zakinit isizea, isizek
"zak" means a or k rate patching, (i rate too), with a z at the start of the names of the ugens. This is a fudge to do the work until arrays are implemented. The zak system uses one area of memory as a global i or k rate patching area, and another for audio rate patching.
isizea - The number of audio rate "locations" for a rate patching. Each "location" is actually an array which is ksmps long.
isizek - The number of locations we want to reserve for floats in the zk space. These can be written and read at i and k rates.
These are establised by a ugen which must be called once only:
zakinit 10 30
reserves memory for locations 0 to 30 of zk space and for locations 0 to 10 of a rate za space.
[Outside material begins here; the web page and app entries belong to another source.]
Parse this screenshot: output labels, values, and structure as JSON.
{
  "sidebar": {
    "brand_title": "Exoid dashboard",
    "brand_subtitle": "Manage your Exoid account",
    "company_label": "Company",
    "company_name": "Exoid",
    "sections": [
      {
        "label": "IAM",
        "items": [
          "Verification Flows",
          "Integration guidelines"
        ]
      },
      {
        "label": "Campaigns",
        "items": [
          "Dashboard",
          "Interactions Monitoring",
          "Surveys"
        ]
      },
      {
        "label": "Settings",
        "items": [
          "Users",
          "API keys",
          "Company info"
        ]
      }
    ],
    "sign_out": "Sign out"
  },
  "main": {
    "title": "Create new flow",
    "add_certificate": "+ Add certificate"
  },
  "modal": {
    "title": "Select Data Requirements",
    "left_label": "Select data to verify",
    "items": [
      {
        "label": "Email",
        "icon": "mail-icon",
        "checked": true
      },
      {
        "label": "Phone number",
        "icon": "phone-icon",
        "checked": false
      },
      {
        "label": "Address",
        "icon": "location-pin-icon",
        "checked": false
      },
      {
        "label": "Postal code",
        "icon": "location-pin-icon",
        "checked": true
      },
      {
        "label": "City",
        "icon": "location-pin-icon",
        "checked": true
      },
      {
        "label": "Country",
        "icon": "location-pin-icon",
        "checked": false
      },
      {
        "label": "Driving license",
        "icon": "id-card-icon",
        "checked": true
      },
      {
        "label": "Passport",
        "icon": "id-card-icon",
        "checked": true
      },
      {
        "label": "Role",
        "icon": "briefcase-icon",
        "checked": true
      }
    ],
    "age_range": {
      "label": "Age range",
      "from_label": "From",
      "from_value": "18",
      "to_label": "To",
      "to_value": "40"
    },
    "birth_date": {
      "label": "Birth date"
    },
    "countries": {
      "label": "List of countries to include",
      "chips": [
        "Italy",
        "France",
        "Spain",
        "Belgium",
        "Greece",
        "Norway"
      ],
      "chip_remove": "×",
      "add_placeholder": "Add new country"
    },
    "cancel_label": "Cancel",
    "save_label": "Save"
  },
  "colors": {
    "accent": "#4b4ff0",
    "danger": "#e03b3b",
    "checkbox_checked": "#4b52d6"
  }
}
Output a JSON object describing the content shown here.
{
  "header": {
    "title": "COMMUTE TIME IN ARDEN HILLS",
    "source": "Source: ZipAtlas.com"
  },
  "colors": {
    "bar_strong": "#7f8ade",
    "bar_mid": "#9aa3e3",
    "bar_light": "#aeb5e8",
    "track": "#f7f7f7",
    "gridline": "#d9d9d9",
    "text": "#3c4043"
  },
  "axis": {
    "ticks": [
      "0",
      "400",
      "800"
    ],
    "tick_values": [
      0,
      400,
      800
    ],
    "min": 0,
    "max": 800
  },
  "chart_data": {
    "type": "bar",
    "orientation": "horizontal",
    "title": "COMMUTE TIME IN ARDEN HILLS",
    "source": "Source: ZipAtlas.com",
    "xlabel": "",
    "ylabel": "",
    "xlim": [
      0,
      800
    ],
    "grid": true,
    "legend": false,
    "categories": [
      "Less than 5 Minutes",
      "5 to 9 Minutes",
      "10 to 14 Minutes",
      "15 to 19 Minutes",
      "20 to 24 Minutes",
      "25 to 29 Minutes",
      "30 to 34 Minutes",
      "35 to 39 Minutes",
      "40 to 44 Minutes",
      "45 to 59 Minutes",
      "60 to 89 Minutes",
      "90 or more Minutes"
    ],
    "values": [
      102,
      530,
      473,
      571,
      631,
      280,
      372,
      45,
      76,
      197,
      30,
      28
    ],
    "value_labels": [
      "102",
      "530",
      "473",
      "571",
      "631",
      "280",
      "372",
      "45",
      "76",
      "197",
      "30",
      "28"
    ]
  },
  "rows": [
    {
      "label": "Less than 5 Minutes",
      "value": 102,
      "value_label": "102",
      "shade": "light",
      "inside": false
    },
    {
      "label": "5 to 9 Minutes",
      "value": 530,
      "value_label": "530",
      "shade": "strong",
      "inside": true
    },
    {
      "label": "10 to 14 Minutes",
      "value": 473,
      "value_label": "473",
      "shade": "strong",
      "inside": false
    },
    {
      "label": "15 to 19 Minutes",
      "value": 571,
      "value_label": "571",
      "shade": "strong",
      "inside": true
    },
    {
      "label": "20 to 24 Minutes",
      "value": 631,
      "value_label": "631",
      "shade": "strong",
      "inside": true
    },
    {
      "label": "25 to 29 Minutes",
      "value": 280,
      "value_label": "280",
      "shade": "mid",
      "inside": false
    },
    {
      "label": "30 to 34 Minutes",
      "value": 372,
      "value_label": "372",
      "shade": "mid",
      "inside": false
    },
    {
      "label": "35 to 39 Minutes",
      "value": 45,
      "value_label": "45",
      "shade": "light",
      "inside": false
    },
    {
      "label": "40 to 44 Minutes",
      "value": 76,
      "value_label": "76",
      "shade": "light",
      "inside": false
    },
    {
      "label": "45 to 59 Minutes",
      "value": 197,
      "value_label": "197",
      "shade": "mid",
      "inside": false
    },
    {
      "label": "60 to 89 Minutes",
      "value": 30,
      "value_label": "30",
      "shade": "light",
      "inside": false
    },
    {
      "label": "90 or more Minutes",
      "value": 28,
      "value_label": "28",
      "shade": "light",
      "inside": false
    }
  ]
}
With ksmps = 8, this would take 31 floats for zk and 80 floats for za space. At least one location is always allocated for both za and zk spaces. There is nothing wrong with having za and zk ranges thousands or tens of thousands, but most pieces probably only need a few dozen to patch their signals around. These patching locations can be referred to by number with the following ugens.
The easiest way to run zakinit just once is to put it outside any instrument definition. Typically this would be at the start of the orchestra file, with the sr etc. definitions. All code outside the instrument definitions is treated as instrument one and is given an init run at time = 0.
Known bugs in zak system
When using the mix function of zkwm or zawm, care must be taken that the variables mixed to are zeroed at the end (or start) of each k cycle. The same applies to any variables to which signals are mixed. If you keep adding signals to them, their values can drift to astronomical figures - which is probably not what you want.
My intention is to have certain ranges of za and zk variables used for mixing - I use zkcl and zacl in the last instrument to clear those ranges.
Why arrays or "zak" are important for some applications
A major theme of my approach to making music is to set up processes and let them interact and be affected by random occurrences. This can be expensive in analog hardware - but a load of fun too.
Setting up a garden of interacting processes and then tweaking them to whatever state of control or chaos I like is my idea of fun! Lets say I want to set up a musical cellular automata - with 100 similar cells.
Each one produces sound and has various internal states stored as i, k or a rate variables. The behaviour of each cell is at least partially dependant on that of its neighbours. Typically, each cell would make some of its own internal state - including sound output - readable by its neigbours or other things.
There could be a global matron function who tries to control the cells' level of friskiness if they individually or collectively incur her wrath by becoming too obstreperous.
So I have a 10 x 10 array of cells, and their internal state is made available as global variables - with different names for the same variable in different cells. This could be done with 100 carefully written instruments, but life is too short.
The only alternative is to use one instrument and have each instance
decide where its interal states are written to for others to read. It should
decide which of the 99 other instances it will read the states of. The
ideal way is if we could write global variables as:
gahuey[p7] = afoo * abar or gahuey[kdest] = afoo * abar
In either case, one element of an array huey of a rate variables is
written. (Actually each variable is an array of ksmps floats.) Likewise
we want to be able to write these array specifications in the right hand
gaduey[kdest] = huey[ksource] * (ablah + p4)
So that is the first thing about arrays - make them easy and direct
to use with i or k rate indexing. Secondly, make them multidimensional:
galouey[4, 10] Is a 2D array of global audio rate variables.
gkblah[2, 4, 10] Is a 3D array of global k rate variables.
Thirdly, we want them to be either global or local to the instance of the instrument. This is quite a tall order, since the core of Csound is not perfect and is largely devoid of comments. Such facilities are obviously beyond what Csound was originally conceived to do, but now that CPUs are so much faster, many people will be writing more sophisticated programs.
In principle, the global aspect of arrays can be acheived with the zak system, but it is trickier. zak ugens do not go on the left or right of equations, they have their own line. They must write to normal variables and be fed by normal variables. Arrays, and multi dimensional arrays can all be done with offsets and multiplications to arrive at the final number of the location in za or zk space - but it this involves bulky, hard do debug and understand .orc code, and there is no prospect for building mnemonic names into the way these variables are accessed.
I intend to do some cellular automatata or use multiple reverb and sound source instruments with varying delay times between them, all mixed with my binaural model - with the instruments, reverb points (and hence their connecting time delays) potentially moving around.